Al-Qaida exists. It has explicitly vowed to kill Americans, including
civilians, whenever and wherever possible. Congress, for all legal intents
and purposes, declared war against al-Qaida with its use of force
resolution following the 9/11 attacks.
From this reality flow certain conclusions regarding surveillance,
detention and interrogation.
In a war, you spy on the other side. However, in a war the Constitution is
not suspended, which requires a court order to snoop in the United States.
In 1978, Congress established a special court through the Foreign
Intelligence Surveillance Act to provide such orders while preserving the
secrecy necessary in foreign-intelligence operations.
The appropriate demarcation would seem obvious. The president has the
power, as commander-in-chief, to approve intelligence operations regarding
al-Qaida outside the country. Inside the country, they require the approval
of the FISA court.

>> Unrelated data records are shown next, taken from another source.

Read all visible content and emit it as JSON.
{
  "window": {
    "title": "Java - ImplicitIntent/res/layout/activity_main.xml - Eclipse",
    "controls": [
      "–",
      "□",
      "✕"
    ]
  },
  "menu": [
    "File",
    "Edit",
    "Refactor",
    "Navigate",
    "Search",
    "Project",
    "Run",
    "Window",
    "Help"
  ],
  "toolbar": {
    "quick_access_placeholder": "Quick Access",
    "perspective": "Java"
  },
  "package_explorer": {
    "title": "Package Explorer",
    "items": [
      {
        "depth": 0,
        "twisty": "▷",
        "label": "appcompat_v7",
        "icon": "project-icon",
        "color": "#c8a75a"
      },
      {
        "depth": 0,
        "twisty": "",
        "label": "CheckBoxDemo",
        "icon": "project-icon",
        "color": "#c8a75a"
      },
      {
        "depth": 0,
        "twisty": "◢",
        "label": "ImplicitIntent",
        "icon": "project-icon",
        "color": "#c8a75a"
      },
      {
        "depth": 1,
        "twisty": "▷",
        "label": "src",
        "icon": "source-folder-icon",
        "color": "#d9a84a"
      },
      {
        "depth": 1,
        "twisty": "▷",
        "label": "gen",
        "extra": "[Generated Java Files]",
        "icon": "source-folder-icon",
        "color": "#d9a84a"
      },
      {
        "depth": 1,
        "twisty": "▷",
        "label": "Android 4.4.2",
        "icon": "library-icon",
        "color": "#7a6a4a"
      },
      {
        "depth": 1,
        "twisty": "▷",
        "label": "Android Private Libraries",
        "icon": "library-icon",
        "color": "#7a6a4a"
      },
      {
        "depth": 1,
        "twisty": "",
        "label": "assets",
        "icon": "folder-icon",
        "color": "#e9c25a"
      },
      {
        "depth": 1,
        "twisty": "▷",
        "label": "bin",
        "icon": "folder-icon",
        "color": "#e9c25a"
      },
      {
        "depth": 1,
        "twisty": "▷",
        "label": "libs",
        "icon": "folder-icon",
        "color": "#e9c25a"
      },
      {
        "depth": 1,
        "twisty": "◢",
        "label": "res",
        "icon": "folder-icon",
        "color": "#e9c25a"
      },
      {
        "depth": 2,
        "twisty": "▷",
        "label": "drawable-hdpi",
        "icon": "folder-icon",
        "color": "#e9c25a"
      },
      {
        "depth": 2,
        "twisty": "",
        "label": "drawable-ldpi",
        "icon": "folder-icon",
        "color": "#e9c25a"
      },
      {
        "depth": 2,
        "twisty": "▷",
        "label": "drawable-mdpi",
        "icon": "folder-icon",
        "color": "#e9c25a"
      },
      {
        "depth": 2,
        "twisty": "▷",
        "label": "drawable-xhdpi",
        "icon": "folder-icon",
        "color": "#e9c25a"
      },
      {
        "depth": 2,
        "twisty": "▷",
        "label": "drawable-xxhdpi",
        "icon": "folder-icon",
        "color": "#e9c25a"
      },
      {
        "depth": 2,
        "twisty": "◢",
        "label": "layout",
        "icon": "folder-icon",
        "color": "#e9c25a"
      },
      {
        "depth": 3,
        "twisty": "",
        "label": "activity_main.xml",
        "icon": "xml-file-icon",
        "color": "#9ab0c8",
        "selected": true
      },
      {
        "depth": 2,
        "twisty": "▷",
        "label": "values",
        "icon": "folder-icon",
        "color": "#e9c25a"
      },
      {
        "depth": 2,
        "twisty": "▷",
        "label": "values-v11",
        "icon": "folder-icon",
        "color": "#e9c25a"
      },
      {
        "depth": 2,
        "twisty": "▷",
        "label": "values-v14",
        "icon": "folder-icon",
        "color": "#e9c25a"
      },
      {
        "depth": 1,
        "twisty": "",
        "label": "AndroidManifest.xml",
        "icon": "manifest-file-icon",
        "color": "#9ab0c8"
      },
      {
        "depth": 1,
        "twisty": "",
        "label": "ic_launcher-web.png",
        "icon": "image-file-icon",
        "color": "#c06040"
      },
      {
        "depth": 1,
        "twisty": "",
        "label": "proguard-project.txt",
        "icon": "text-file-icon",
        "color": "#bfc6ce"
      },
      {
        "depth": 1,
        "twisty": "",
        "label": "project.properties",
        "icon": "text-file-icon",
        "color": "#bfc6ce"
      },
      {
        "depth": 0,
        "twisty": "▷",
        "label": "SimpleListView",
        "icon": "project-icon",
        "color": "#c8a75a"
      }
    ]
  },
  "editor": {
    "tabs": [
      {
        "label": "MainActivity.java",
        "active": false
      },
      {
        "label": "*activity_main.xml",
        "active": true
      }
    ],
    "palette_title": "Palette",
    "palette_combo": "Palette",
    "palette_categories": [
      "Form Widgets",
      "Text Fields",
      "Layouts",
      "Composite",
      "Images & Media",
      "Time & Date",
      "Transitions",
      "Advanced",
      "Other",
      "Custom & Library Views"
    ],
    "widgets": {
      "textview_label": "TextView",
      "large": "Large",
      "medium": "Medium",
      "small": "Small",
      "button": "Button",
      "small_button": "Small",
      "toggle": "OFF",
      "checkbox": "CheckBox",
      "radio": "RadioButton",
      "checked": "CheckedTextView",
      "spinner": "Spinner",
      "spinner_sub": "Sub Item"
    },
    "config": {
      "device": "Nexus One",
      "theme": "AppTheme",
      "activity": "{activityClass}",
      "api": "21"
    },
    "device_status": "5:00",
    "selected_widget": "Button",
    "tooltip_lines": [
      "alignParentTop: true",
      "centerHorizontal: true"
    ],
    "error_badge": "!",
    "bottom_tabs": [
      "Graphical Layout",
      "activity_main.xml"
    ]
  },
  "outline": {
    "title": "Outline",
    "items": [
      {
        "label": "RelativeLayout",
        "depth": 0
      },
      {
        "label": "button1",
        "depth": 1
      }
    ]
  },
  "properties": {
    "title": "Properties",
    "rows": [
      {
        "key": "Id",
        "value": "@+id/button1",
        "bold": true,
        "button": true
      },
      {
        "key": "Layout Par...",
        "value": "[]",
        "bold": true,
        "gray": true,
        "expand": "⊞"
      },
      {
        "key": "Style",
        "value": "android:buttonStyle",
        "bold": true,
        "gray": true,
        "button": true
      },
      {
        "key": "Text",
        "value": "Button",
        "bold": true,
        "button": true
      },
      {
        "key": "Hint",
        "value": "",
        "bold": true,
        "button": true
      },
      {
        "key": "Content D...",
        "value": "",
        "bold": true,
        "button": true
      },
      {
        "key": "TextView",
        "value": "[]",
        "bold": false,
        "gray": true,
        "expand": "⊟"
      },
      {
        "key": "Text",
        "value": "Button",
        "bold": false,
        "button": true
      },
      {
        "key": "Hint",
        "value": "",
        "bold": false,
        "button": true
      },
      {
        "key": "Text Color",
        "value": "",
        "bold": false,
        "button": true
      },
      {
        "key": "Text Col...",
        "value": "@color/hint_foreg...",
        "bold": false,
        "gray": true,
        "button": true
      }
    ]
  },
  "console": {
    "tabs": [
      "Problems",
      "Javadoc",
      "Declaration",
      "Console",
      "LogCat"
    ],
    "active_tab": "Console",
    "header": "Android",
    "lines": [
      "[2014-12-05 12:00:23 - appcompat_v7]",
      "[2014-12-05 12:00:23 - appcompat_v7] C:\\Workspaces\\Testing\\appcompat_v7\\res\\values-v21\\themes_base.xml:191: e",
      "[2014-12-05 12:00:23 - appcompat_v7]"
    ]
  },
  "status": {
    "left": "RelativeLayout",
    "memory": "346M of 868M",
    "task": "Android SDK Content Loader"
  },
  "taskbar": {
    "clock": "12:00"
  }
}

The Senate Intelligence Committee has passed a FISA reform that makes this
sensible demarcation. Many Democrats, however, are kicking. They want court
approval if the foreign target located outside the United States has a
communication with someone within the United States.
This is needlessly restrictive and not constitutionally required unless
what is learned by targeting the foreign source causes an interest in a
domestic figure. The communications of innocents are a necessary byproduct
of any surveillance. The prospect shouldn't be used to curtail the
president's authority to spy on al-Qaida.
Part of the effort to protect the country against terrorist attacks is to
capture and detain those who are part of the apparatuses that commit them.
Democrats, however, want Guantanamo shut down and detainees subject to the
American legal system.
Some of the people we will want to detain will have committed provable
criminal acts and the U.S. criminal justice system may be a useful tool for
dealing with them. And under the Constitution, U.S. citizens have to be so
treated. However, access to the American legal system shouldn't be required
for foreign captives. This is a war, not a sting operation.
Some foreign captives we will want simply to detain. There should be some
sort of administrative review process, which the Bush administration was
slow to set up. However, the elements of review should be whether they are
part of al-Qaida's apparatuses and it is in U.S. security interests to
detain them â€" not whether they have committed some specific, provable
If we are detaining some foreign captives, they need to be housed
somewhere. Contrary to popular misconception, Guantanamo isn't some dungeon
from which there is no escape. There are approximately 320 detainees
currently at Guantanamo. Since 2002, over 450 detainees have been released
Some detainees will have information about current operations that pose an
imminent risk to Americans. Reportedly, the CIA sometimes uses coercive
interrogation techniques sleep deprivation, stress positions and
waterboarding (simulated drowning) in an attempt to disgorge the
According to CIA director Michael Hayden, fewer than 100 of what he calls
â€śhardened terroristsâ€ť have been put through the CIA interrogation program
and less than a third of them have been subjected to what he alludes to
anodynely as "special methods of questioning." Public accounts indicate
that waterboarding has been used on just three detainees.
Yet, according to Hayden, about 70 percent of what is know about al-Qaida's
operations and capabilities comes from the CIA interrogation program.
Former CIA Director George Tenet credits it with most of the intelligence
that permitted the prevention of planned attacks.
This is a morally uncomfortable activity for a democracy and safeguards
need to be in place to restrain its overuse. But do Democrats really want
to forbid its use to obtain information about imminent threats?
The Bush administration is largely to blame for the sorry state of the
public discussion about the powers of the federal government regarding
terrorism. It has asserted an unlimited and unreviewable power to snoop and
detain wherever and whenever it deems appropriate. That's contrary to the
Constitution and the American ethos of checks and balances.
The Democrats, however, would serve the country better by not overreacting
to the Bush administration's overreaching.
Bush tries to sweep everything into the "war on terror," and the phrase is
not a useful construct for the conduct of U.S. foreign policy.
However, al-Qaida's war against the United States and its citizens is very
real. And some of the instrumentalities of war need to be used to defend